* **EXERCISE BRIEF**: Exact copy, no pictures: return all the records as they stand.

Collected data

+++++

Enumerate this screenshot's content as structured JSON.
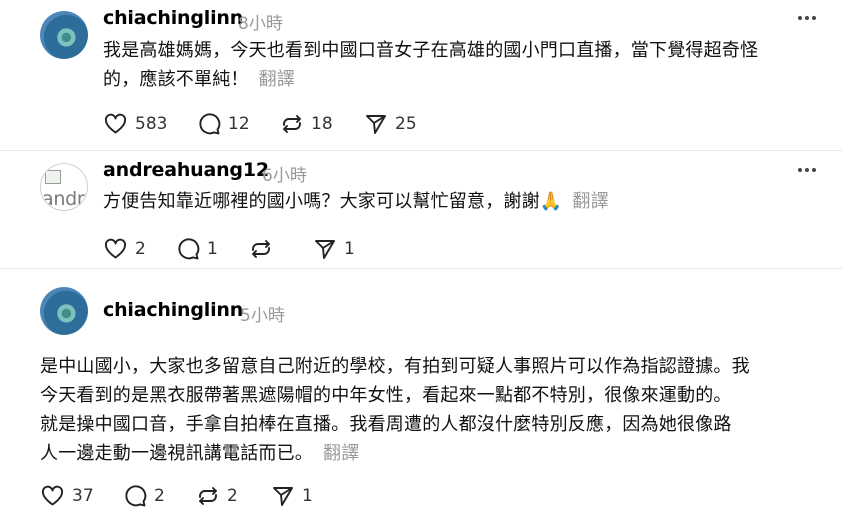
{
  "posts": [
    {
      "username": "chiachinglinn",
      "time": "8小時",
      "content_lines": [
        "我是高雄媽媽，今天也看到中國口音女子在高雄的國小門口直播，當下覺得超奇怪",
        "的，應該不單純！"
      ],
      "translate": "翻譯",
      "likes": "583",
      "comments": "12",
      "reposts": "18",
      "shares": "25"
    },
    {
      "username": "andreahuang12",
      "time": "6小時",
      "avatar_alt": "andr",
      "content_lines": [
        "方便告知靠近哪裡的國小嗎？大家可以幫忙留意，謝謝🙏"
      ],
      "translate": "翻譯",
      "likes": "2",
      "comments": "1",
      "reposts": "",
      "shares": "1"
    },
    {
      "username": "chiachinglinn",
      "time": "5小時",
      "content_lines": [
        "是中山國小，大家也多留意自己附近的學校，有拍到可疑人事照片可以作為指認證據。我",
        "今天看到的是黑衣服帶著黑遮陽帽的中年女性，看起來一點都不特別，很像來運動的。",
        "就是操中國口音，手拿自拍棒在直播。我看周遭的人都沒什麼特別反應，因為她很像路",
        "人一邊走動一邊視訊講電話而已。"
      ],
      "translate": "翻譯",
      "likes": "37",
      "comments": "2",
      "reposts": "2",
      "shares": "1"
    }
  ],
  "icons": {
    "like": "heart-icon",
    "comment": "comment-bubble-icon",
    "repost": "repost-icon",
    "share": "send-icon",
    "more": "more-dots-icon"
  }
}
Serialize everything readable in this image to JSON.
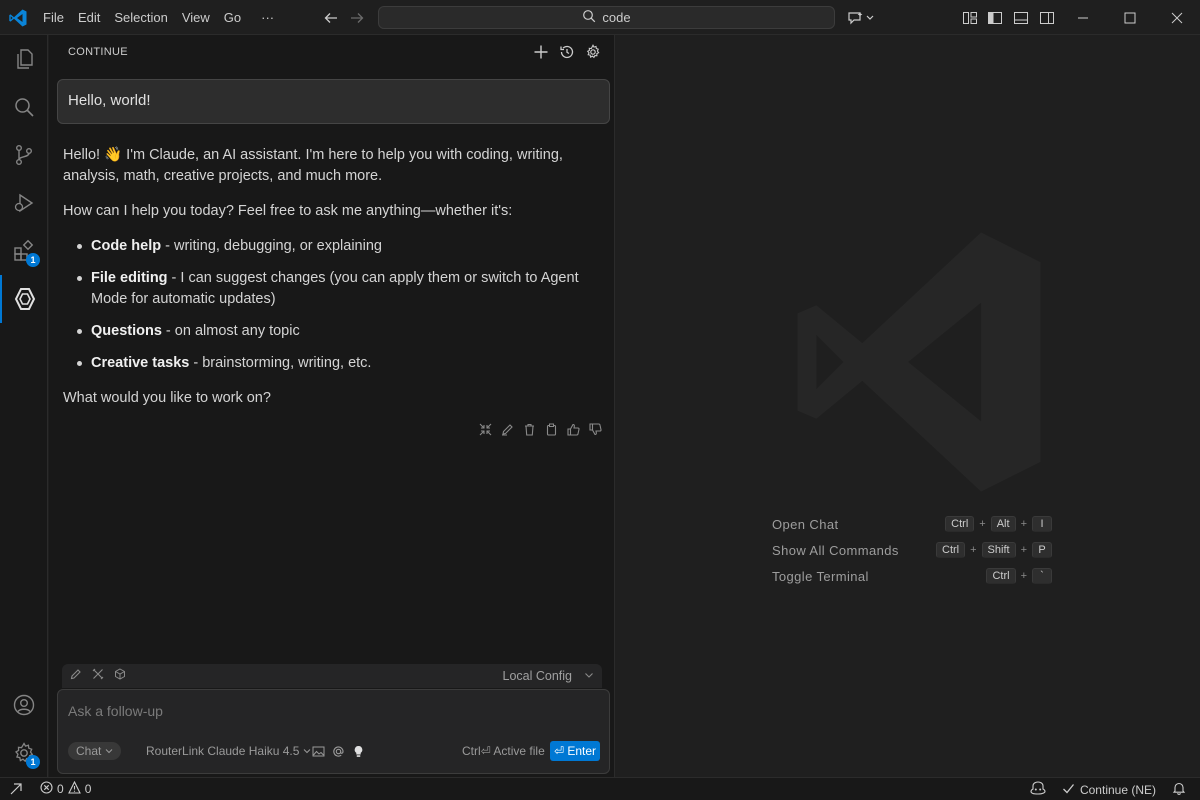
{
  "titlebar": {
    "menu": [
      "File",
      "Edit",
      "Selection",
      "View",
      "Go",
      "···"
    ],
    "search_text": "code"
  },
  "activity": {
    "extensions_badge": "1",
    "settings_badge": "1"
  },
  "panel": {
    "title": "CONTINUE"
  },
  "chat": {
    "user_message": "Hello, world!",
    "intro": "Hello! 👋 I'm Claude, an AI assistant. I'm here to help you with coding, writing, analysis, math, creative projects, and much more.",
    "question": "How can I help you today? Feel free to ask me anything—whether it's:",
    "bullets": [
      {
        "bold": "Code help",
        "text": " - writing, debugging, or explaining"
      },
      {
        "bold": "File editing",
        "text": " - I can suggest changes (you can apply them or switch to Agent Mode for automatic updates)"
      },
      {
        "bold": "Questions",
        "text": " - on almost any topic"
      },
      {
        "bold": "Creative tasks",
        "text": " - brainstorming, writing, etc."
      }
    ],
    "closing": "What would you like to work on?"
  },
  "composer": {
    "config_label": "Local Config",
    "placeholder": "Ask a follow-up",
    "mode": "Chat",
    "model": "RouterLink Claude Haiku 4.5",
    "active_file_hint": "Ctrl⏎ Active file",
    "enter_label": "⏎ Enter"
  },
  "shortcuts": [
    {
      "label": "Open Chat",
      "keys": [
        "Ctrl",
        "Alt",
        "I"
      ]
    },
    {
      "label": "Show All Commands",
      "keys": [
        "Ctrl",
        "Shift",
        "P"
      ]
    },
    {
      "label": "Toggle Terminal",
      "keys": [
        "Ctrl",
        "`"
      ]
    }
  ],
  "statusbar": {
    "errors": "0",
    "warnings": "0",
    "continue_label": "Continue (NE)"
  }
}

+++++

* **TASK ANSWER**:
Enumerate this screenshot's content as structured JSON.
{
  "posts": [
    {
      "username": "chiachinglinn",
      "time": "8小時",
      "content_lines": [
        "我是高雄媽媽，今天也看到中國口音女子在高雄的國小門口直播，當下覺得超奇怪",
        "的，應該不單純！"
      ],
      "translate": "翻譯",
      "likes": "583",
      "comments": "12",
      "reposts": "18",
      "shares": "25"
    },
    {
      "username": "andreahuang12",
      "time": "6小時",
      "avatar_alt": "andr",
      "content_lines": [
        "方便告知靠近哪裡的國小嗎？大家可以幫忙留意，謝謝🙏"
      ],
      "translate": "翻譯",
      "likes": "2",
      "comments": "1",
      "reposts": "",
      "shares": "1"
    },
    {
      "username": "chiachinglinn",
      "time": "5小時",
      "content_lines": [
        "是中山國小，大家也多留意自己附近的學校，有拍到可疑人事照片可以作為指認證據。我",
        "今天看到的是黑衣服帶著黑遮陽帽的中年女性，看起來一點都不特別，很像來運動的。",
        "就是操中國口音，手拿自拍棒在直播。我看周遭的人都沒什麼特別反應，因為她很像路",
        "人一邊走動一邊視訊講電話而已。"
      ],
      "translate": "翻譯",
      "likes": "37",
      "comments": "2",
      "reposts": "2",
      "shares": "1"
    }
  ],
  "icons": {
    "like": "heart-icon",
    "comment": "comment-bubble-icon",
    "repost": "repost-icon",
    "share": "send-icon",
    "more": "more-dots-icon"
  }
}
Serialize everything readable in this image to JSON.
{
  "titlebar": {
    "menu": [
      "File",
      "Edit",
      "Selection",
      "View",
      "Go",
      "···"
    ],
    "search_text": "code"
  },
  "activity": {
    "extensions_badge": "1",
    "settings_badge": "1"
  },
  "panel": {
    "title": "CONTINUE"
  },
  "chat": {
    "user_message": "Hello, world!",
    "intro": "Hello! 👋 I'm Claude, an AI assistant. I'm here to help you with coding, writing, analysis, math, creative projects, and much more.",
    "question": "How can I help you today? Feel free to ask me anything—whether it's:",
    "bullets": [
      {
        "bold": "Code help",
        "text": " - writing, debugging, or explaining"
      },
      {
        "bold": "File editing",
        "text": " - I can suggest changes (you can apply them or switch to Agent Mode for automatic updates)"
      },
      {
        "bold": "Questions",
        "text": " - on almost any topic"
      },
      {
        "bold": "Creative tasks",
        "text": " - brainstorming, writing, etc."
      }
    ],
    "closing": "What would you like to work on?"
  },
  "composer": {
    "config_label": "Local Config",
    "placeholder": "Ask a follow-up",
    "mode": "Chat",
    "model": "RouterLink Claude Haiku 4.5",
    "active_file_hint": "Ctrl⏎ Active file",
    "enter_label": "⏎ Enter"
  },
  "shortcuts": [
    {
      "label": "Open Chat",
      "keys": [
        "Ctrl",
        "Alt",
        "I"
      ]
    },
    {
      "label": "Show All Commands",
      "keys": [
        "Ctrl",
        "Shift",
        "P"
      ]
    },
    {
      "label": "Toggle Terminal",
      "keys": [
        "Ctrl",
        "`"
      ]
    }
  ],
  "statusbar": {
    "errors": "0",
    "warnings": "0",
    "continue_label": "Continue (NE)"
  }
}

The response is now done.